If I were a de-facto emigrant from Pakistan, like someone on a H1-B work visa or a F-1 student visa, or a J-1 exchange visa, or even a B-1 business traveller visa, I would be worried and incensed by this ruling. It’s the result of the same kind of illogic that characterizes typical gun-ban arguments. (Criminals are using guns to commit crimes, so lets ask all gun owners to register their guns so that we can pretend that we know when a gun is used in a violent crime, er.. okay then)
Pakistanis with legitimate visas are already in the INS database. They have jobs, Social Security numbers. They are the ones actually going to class, earning PhDs, teaching American kids on their way. They are possible future immigrants whose loyalty and faith in the American dream must be nurtured, not hobbled and caged by unwarranted suspicion. Asking them to “register” is a fools errand for the INS. A way for the bozos with Homeland Security to pretend they are doing “something”.. after all, “something” must be done to make this country safer. Must it not..?

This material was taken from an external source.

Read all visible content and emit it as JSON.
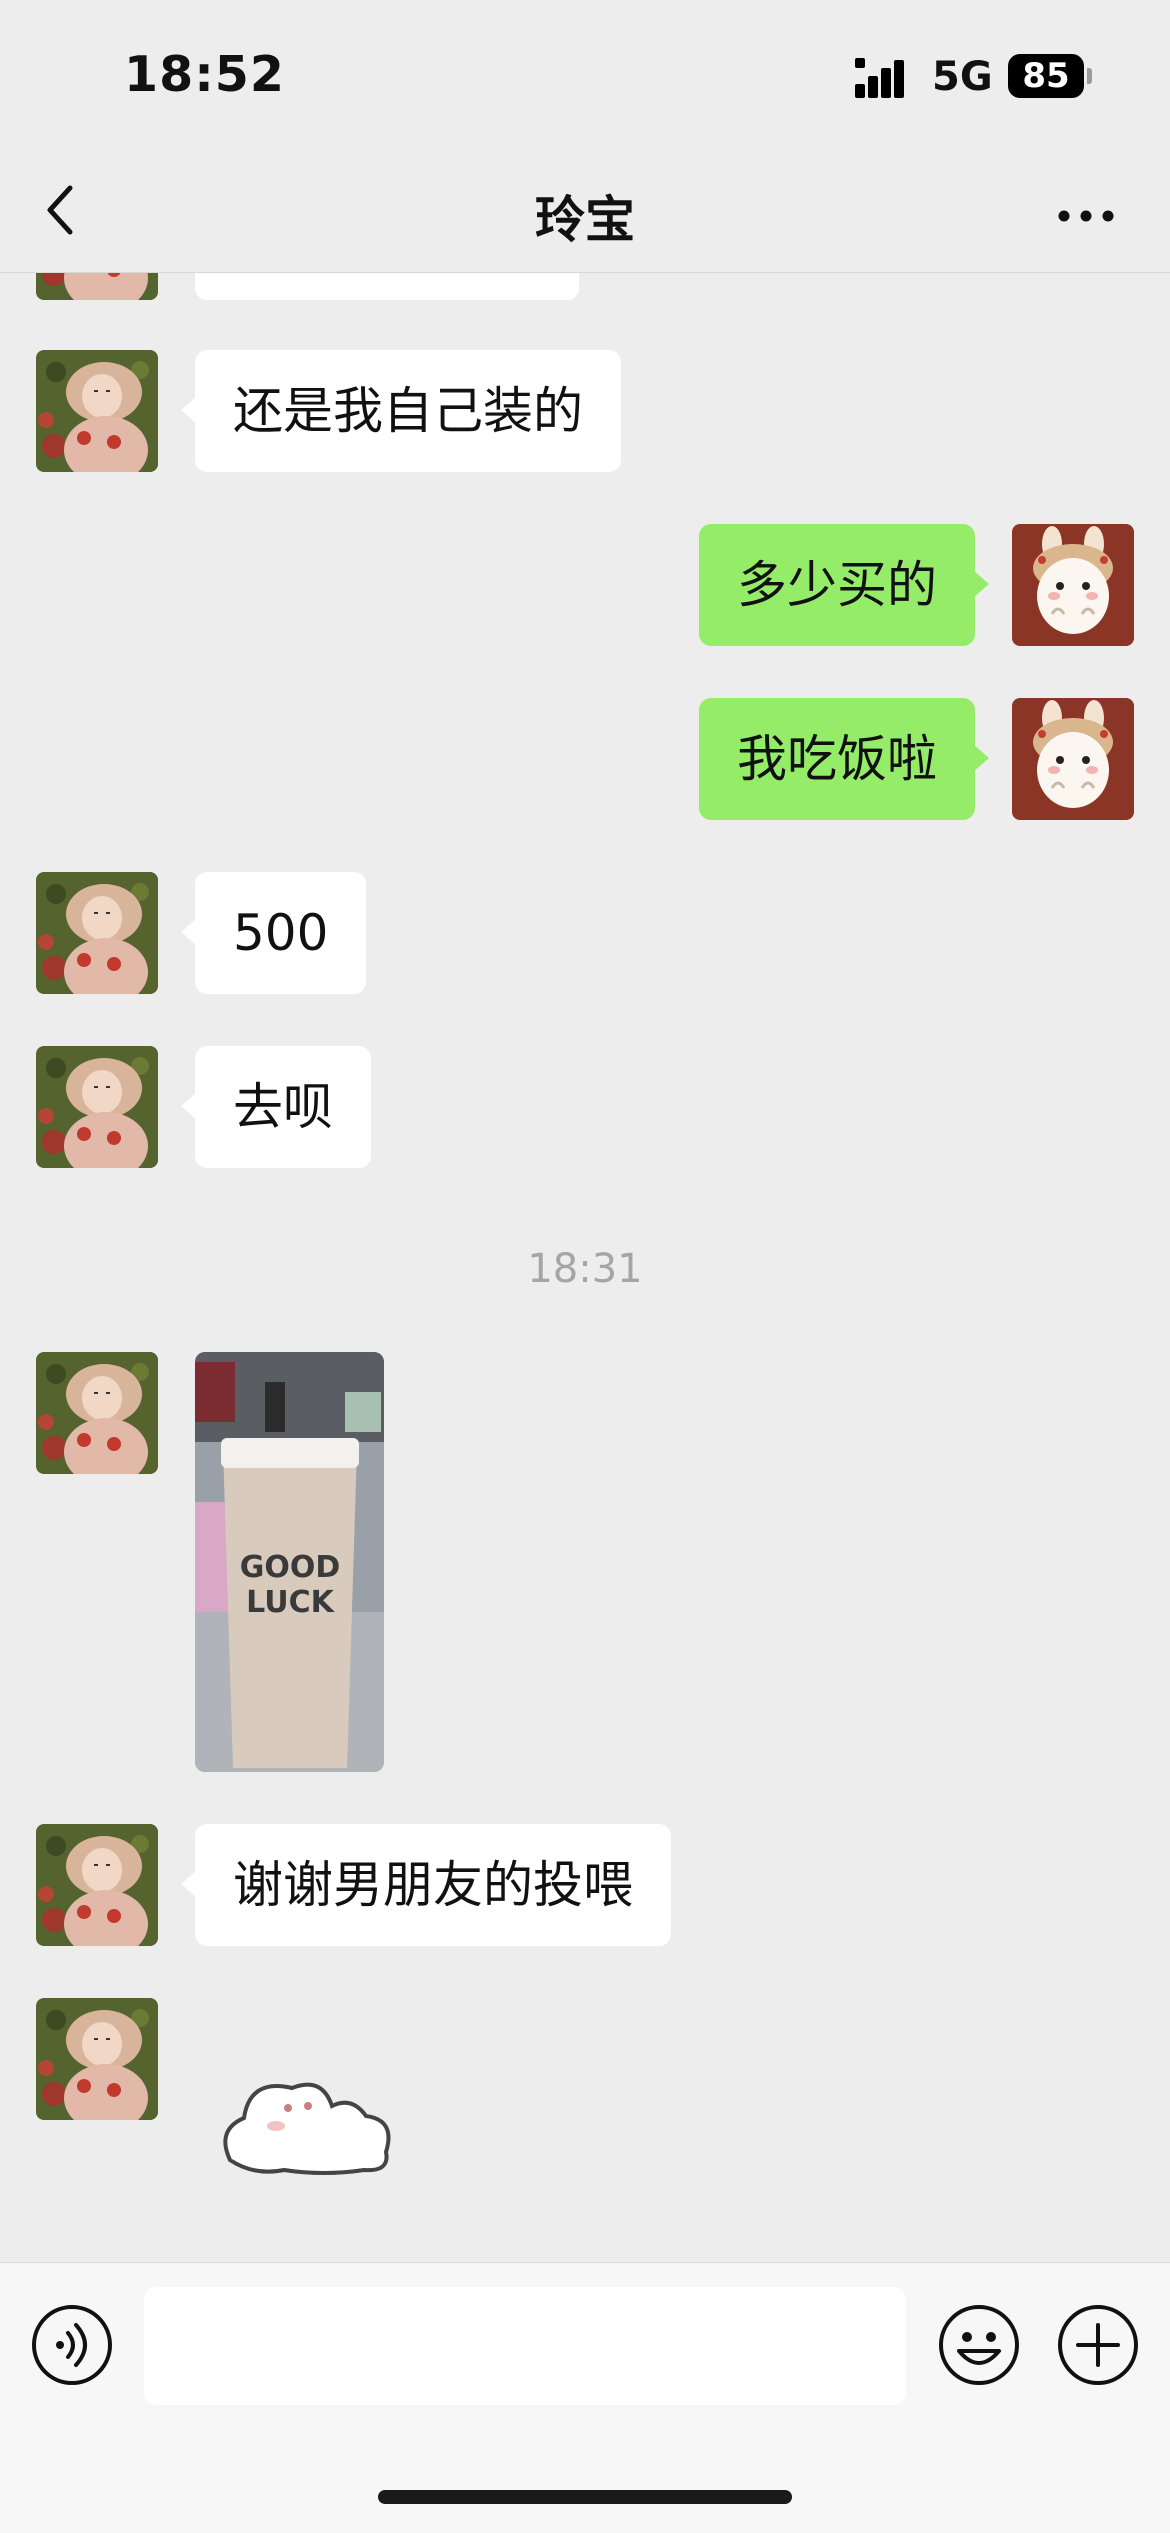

What makes the INS think that if there are Pakistani immigrants with visions of blowing up the Mall of America, that these men are going to comply with this ruling? What makes the INS think they can actually track them down if they fail to register. You have to wonder whether this program is a ploy to cover up INS and FBI intelligence failures of the past. This is an organization that renewed visas for the WTC bombers after 9/11. This is the organization that Americans are supposed to put their faith in? This is the organization that Americans from Pakistan are supposed to trust?
[…]The percentage of the demographic likely to comply with this ruling are going to be people with the most to lose by being deported. Students and temporary workers looking forward to converting their non-immigrant visas into immigrant visas. In other words, the ones who are least likely to be involved, even tangentially, with any terrorist sleeper cells.
[…]The INS has limited resources. Interviewing several thousand men from over twenty countries is going to be an expensive proposition. Creating, maintaining and ultimately effectively sifting through this database of information is not a one-time effort. It’s an ongoing expense with little benefit.
This program is going to generate a large number of false positives. Imagine if you will, a slightly nervous 20-year old, being interviewed by people he is certain don’t like him much.. They ask him if he knows anyone named Adil Pervez. He tells them he has two uncles in Pakistan with that name. The INS interviewer gets all excited, calls the FBI in. The FBI then pursues a lengthy investigation and finds out that one of these men is an invalid living in Peshawar, the other is a businessman now in London. But now the kid has been flagged. He may or may not be telling the whole truth.. right? Maybe the kid gets deported. Just in case, you know..? Keeping the country safe, that’s all.
If we are to win the long-term war against Islamic Fundamentalism, then we need to find ways to engage the Muslim community in a serious debate that will have to include the sensitive and highly-charged subject of Islamic reformation. Programs of registration like the one currently proposed is going to set the debate back by a generation. We do not have the luxury of that much time. We need the Muslim community on our side, and we need to find ways to encourage them to be front-line troops in this war. Not cannon fodder for bureaucrats looking to cover up flaws in their organizations and their procedures.
Just being back from Pakistan, the one question I got from everyone was about special registration. Everyone was worried and incensed because of it. Even though there is huge anti-American sentiment in Pakistan right now (more on my impressions from Pakistan later), that doesn’t mean we should take actions that anger Pakistanis more, especially things that that don’t really add to our security.